## PROMPT
Reproduce the listing below without any change.

= Beginning of Section =

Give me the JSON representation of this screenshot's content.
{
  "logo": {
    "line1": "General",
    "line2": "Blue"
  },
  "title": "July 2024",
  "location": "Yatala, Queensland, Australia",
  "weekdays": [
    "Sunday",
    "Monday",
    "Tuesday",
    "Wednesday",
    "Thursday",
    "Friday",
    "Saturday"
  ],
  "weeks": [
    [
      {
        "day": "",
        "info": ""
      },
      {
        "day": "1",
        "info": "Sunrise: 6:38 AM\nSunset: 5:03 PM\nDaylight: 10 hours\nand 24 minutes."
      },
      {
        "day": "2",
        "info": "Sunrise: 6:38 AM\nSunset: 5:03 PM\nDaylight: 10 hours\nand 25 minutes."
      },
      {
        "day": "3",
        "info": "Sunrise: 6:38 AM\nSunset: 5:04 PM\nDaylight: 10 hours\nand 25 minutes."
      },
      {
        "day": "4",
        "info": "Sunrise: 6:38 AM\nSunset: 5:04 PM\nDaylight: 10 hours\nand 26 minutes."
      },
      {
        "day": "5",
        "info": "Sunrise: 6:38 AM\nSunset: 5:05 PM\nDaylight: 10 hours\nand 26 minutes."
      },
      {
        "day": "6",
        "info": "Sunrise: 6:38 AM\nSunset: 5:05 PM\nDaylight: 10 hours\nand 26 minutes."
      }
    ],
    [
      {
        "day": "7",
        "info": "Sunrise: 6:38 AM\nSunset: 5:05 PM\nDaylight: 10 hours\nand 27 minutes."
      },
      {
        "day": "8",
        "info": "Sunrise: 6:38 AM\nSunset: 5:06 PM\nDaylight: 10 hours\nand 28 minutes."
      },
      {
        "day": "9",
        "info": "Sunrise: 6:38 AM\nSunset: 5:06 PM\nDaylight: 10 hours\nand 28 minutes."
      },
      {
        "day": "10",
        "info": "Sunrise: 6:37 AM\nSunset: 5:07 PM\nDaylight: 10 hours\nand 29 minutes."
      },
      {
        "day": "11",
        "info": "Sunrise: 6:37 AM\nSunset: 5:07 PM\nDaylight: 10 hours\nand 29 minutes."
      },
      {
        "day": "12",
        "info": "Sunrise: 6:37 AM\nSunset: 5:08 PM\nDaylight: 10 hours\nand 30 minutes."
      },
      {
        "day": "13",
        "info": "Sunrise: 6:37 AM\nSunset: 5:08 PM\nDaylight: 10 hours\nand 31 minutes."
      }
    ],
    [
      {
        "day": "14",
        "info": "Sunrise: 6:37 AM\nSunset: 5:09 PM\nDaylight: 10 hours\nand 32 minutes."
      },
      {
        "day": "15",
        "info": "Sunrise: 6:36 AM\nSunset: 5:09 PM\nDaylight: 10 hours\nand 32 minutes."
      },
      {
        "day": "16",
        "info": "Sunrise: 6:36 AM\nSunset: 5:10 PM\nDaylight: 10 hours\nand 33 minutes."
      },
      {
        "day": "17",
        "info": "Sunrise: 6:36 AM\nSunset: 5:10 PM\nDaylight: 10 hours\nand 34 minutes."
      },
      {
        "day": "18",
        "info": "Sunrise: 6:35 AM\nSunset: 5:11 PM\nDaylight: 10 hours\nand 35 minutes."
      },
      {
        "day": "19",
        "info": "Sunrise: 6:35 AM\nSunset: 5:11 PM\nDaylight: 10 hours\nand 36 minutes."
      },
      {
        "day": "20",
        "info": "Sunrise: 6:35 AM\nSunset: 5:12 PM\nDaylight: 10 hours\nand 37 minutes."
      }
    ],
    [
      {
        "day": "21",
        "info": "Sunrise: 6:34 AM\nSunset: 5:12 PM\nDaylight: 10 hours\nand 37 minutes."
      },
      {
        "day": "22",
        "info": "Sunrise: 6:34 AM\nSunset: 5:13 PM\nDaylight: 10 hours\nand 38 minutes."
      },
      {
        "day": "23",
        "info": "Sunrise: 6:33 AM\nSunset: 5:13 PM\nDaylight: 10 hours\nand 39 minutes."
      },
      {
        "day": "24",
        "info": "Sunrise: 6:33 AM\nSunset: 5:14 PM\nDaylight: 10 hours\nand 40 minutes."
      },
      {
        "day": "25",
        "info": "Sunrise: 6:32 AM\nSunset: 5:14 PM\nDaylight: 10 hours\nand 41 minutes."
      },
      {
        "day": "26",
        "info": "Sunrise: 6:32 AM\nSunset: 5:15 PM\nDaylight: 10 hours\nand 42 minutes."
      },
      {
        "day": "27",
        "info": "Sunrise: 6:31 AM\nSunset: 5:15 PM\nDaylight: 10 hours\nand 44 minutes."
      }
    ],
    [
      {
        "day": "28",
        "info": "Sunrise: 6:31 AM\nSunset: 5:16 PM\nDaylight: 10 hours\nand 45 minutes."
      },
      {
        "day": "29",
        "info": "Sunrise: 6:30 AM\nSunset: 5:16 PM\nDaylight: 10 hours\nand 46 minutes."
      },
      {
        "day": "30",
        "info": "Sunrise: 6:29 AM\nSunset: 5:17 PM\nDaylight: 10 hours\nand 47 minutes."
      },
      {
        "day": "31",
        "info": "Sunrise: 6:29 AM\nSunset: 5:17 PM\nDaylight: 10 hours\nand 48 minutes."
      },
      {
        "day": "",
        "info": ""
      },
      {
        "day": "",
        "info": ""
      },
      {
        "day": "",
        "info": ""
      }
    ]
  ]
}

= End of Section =

## TASK RESULT
Give me the JSON representation of this screenshot's content.
{
  "logo": {
    "line1": "General",
    "line2": "Blue"
  },
  "title": "July 2024",
  "location": "Yatala, Queensland, Australia",
  "weekdays": [
    "Sunday",
    "Monday",
    "Tuesday",
    "Wednesday",
    "Thursday",
    "Friday",
    "Saturday"
  ],
  "weeks": [
    [
      {
        "day": "",
        "info": ""
      },
      {
        "day": "1",
        "info": "Sunrise: 6:38 AM\nSunset: 5:03 PM\nDaylight: 10 hours\nand 24 minutes."
      },
      {
        "day": "2",
        "info": "Sunrise: 6:38 AM\nSunset: 5:03 PM\nDaylight: 10 hours\nand 25 minutes."
      },
      {
        "day": "3",
        "info": "Sunrise: 6:38 AM\nSunset: 5:04 PM\nDaylight: 10 hours\nand 25 minutes."
      },
      {
        "day": "4",
        "info": "Sunrise: 6:38 AM\nSunset: 5:04 PM\nDaylight: 10 hours\nand 26 minutes."
      },
      {
        "day": "5",
        "info": "Sunrise: 6:38 AM\nSunset: 5:05 PM\nDaylight: 10 hours\nand 26 minutes."
      },
      {
        "day": "6",
        "info": "Sunrise: 6:38 AM\nSunset: 5:05 PM\nDaylight: 10 hours\nand 26 minutes."
      }
    ],
    [
      {
        "day": "7",
        "info": "Sunrise: 6:38 AM\nSunset: 5:05 PM\nDaylight: 10 hours\nand 27 minutes."
      },
      {
        "day": "8",
        "info": "Sunrise: 6:38 AM\nSunset: 5:06 PM\nDaylight: 10 hours\nand 28 minutes."
      },
      {
        "day": "9",
        "info": "Sunrise: 6:38 AM\nSunset: 5:06 PM\nDaylight: 10 hours\nand 28 minutes."
      },
      {
        "day": "10",
        "info": "Sunrise: 6:37 AM\nSunset: 5:07 PM\nDaylight: 10 hours\nand 29 minutes."
      },
      {
        "day": "11",
        "info": "Sunrise: 6:37 AM\nSunset: 5:07 PM\nDaylight: 10 hours\nand 29 minutes."
      },
      {
        "day": "12",
        "info": "Sunrise: 6:37 AM\nSunset: 5:08 PM\nDaylight: 10 hours\nand 30 minutes."
      },
      {
        "day": "13",
        "info": "Sunrise: 6:37 AM\nSunset: 5:08 PM\nDaylight: 10 hours\nand 31 minutes."
      }
    ],
    [
      {
        "day": "14",
        "info": "Sunrise: 6:37 AM\nSunset: 5:09 PM\nDaylight: 10 hours\nand 32 minutes."
      },
      {
        "day": "15",
        "info": "Sunrise: 6:36 AM\nSunset: 5:09 PM\nDaylight: 10 hours\nand 32 minutes."
      },
      {
        "day": "16",
        "info": "Sunrise: 6:36 AM\nSunset: 5:10 PM\nDaylight: 10 hours\nand 33 minutes."
      },
      {
        "day": "17",
        "info": "Sunrise: 6:36 AM\nSunset: 5:10 PM\nDaylight: 10 hours\nand 34 minutes."
      },
      {
        "day": "18",
        "info": "Sunrise: 6:35 AM\nSunset: 5:11 PM\nDaylight: 10 hours\nand 35 minutes."
      },
      {
        "day": "19",
        "info": "Sunrise: 6:35 AM\nSunset: 5:11 PM\nDaylight: 10 hours\nand 36 minutes."
      },
      {
        "day": "20",
        "info": "Sunrise: 6:35 AM\nSunset: 5:12 PM\nDaylight: 10 hours\nand 37 minutes."
      }
    ],
    [
      {
        "day": "21",
        "info": "Sunrise: 6:34 AM\nSunset: 5:12 PM\nDaylight: 10 hours\nand 37 minutes."
      },
      {
        "day": "22",
        "info": "Sunrise: 6:34 AM\nSunset: 5:13 PM\nDaylight: 10 hours\nand 38 minutes."
      },
      {
        "day": "23",
        "info": "Sunrise: 6:33 AM\nSunset: 5:13 PM\nDaylight: 10 hours\nand 39 minutes."
      },
      {
        "day": "24",
        "info": "Sunrise: 6:33 AM\nSunset: 5:14 PM\nDaylight: 10 hours\nand 40 minutes."
      },
      {
        "day": "25",
        "info": "Sunrise: 6:32 AM\nSunset: 5:14 PM\nDaylight: 10 hours\nand 41 minutes."
      },
      {
        "day": "26",
        "info": "Sunrise: 6:32 AM\nSunset: 5:15 PM\nDaylight: 10 hours\nand 42 minutes."
      },
      {
        "day": "27",
        "info": "Sunrise: 6:31 AM\nSunset: 5:15 PM\nDaylight: 10 hours\nand 44 minutes."
      }
    ],
    [
      {
        "day": "28",
        "info": "Sunrise: 6:31 AM\nSunset: 5:16 PM\nDaylight: 10 hours\nand 45 minutes."
      },
      {
        "day": "29",
        "info": "Sunrise: 6:30 AM\nSunset: 5:16 PM\nDaylight: 10 hours\nand 46 minutes."
      },
      {
        "day": "30",
        "info": "Sunrise: 6:29 AM\nSunset: 5:17 PM\nDaylight: 10 hours\nand 47 minutes."
      },
      {
        "day": "31",
        "info": "Sunrise: 6:29 AM\nSunset: 5:17 PM\nDaylight: 10 hours\nand 48 minutes."
      },
      {
        "day": "",
        "info": ""
      },
      {
        "day": "",
        "info": ""
      },
      {
        "day": "",
        "info": ""
      }
    ]
  ]
}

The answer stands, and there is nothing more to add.